The new Math Teachers at Play math education blog carnival is up for your browsing pleasure. Each month, we feature activities, lessons, and games about math topics from preschool through high school. Check it out!

[Photo by Steve Bowbrick. (CC BY 2.0 via Flickr)]


Hello, and welcome to the 83rd Edition of the monthly blog carnival “Math(s) Teachers at Play”.

It is traditional to start with some number facts around the edition number, 83 is pretty cool, as it happens. Its prime, which sets it apart from all those lesser compound numbers. Not only that, its a safe prime, a Chen prime and even a Sophie Germain prime, you can’t get much cool than that can you? Well yes, yes you can, because 83 is also an Eisenstein prime!!!!

Those of you who work in base 36 will know it for its famous appearance in Shakespeare’s Hamlet: “83, or not 83, that is the question…..”

Click here to go read the whole post.

Playful Math Snacks: Why Pi?

Photo by KaCey97078 (CC BY 2.0) via Flickr.
Photo by KaCey97078 (CC BY 2.0) via Flickr.

Teachers and other math nerds are preparing to celebrate an epic Pi Day on 3/14/15. Unfortunately, the activities I see on teacher blogs and Pinterest don’t include much actual math. They stress the pi/pie wordplay or memorizing the digits.

With a bit of digging, however, I found a couple of projects that let you sink your metaphorical teeth into real mathematical meat. So I put those in the March “Let’s Play Math” newsletter, which went out this morning to everyone who signed up for Tabletop Academy Press math updates.

If you’re not on the mailing list, you can still join in the fun:

A Preview

Math Snack: Why Pi?

In math, symmetry is beautiful, and the most completely symmetric object in the (Euclidean) mathematical plane is the circle. No matter how you turn it, expand it, or shrink it, the circle remains essentially the same. Every circle you can imagine is the exact image of every other circle there is.

This is not true of other shapes. A rectangle may be short or tall. An ellipse may be fat or slim. A triangle may be squat, or stand up right, or lean off at a drunken angle.
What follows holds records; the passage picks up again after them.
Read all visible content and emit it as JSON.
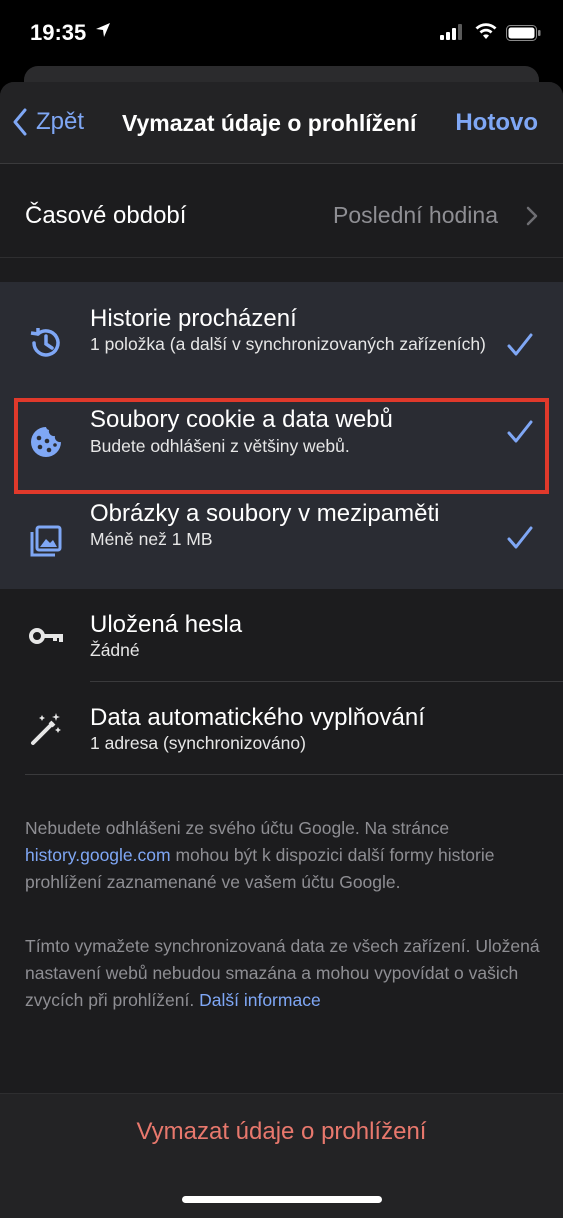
{
  "status_bar": {
    "time": "19:35"
  },
  "nav": {
    "back_label": "Zpět",
    "title": "Vymazat údaje o prohlížení",
    "done_label": "Hotovo"
  },
  "time_range": {
    "label": "Časové období",
    "value": "Poslední hodina"
  },
  "items": [
    {
      "title": "Historie procházení",
      "subtitle": "1 položka (a další v synchronizovaných zařízeních)",
      "icon": "history-icon",
      "checked": true
    },
    {
      "title": "Soubory cookie a data webů",
      "subtitle": "Budete odhlášeni z většiny webů.",
      "icon": "cookie-icon",
      "checked": true
    },
    {
      "title": "Obrázky a soubory v mezipaměti",
      "subtitle": "Méně než 1 MB",
      "icon": "images-icon",
      "checked": true
    },
    {
      "title": "Uložená hesla",
      "subtitle": "Žádné",
      "icon": "key-icon",
      "checked": false
    },
    {
      "title": "Data automatického vyplňování",
      "subtitle": "1 adresa (synchronizováno)",
      "icon": "magic-wand-icon",
      "checked": false
    }
  ],
  "footer": {
    "note1_pre": "Nebudete odhlášeni ze svého účtu Google. Na stránce",
    "note1_link": "history.google.com",
    "note1_post": " mohou být k dispozici další formy historie prohlížení zaznamenané ve vašem účtu Google.",
    "note2_pre": "Tímto vymažete synchronizovaná data ze všech zařízení. Uložená nastavení webů nebudou smazána a mohou vypovídat o vašich zvycích při prohlížení. ",
    "note2_link": "Další informace"
  },
  "action": {
    "clear_label": "Vymazat údaje o prohlížení"
  },
  "colors": {
    "accent": "#7fa7f5",
    "destructive": "#e8786d",
    "highlight": "#e0392b"
  }
}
But circles are all the same, except for magnification. A circle three inches across is a perfect, point-for-point copy of a circle three miles across, or three millimeters…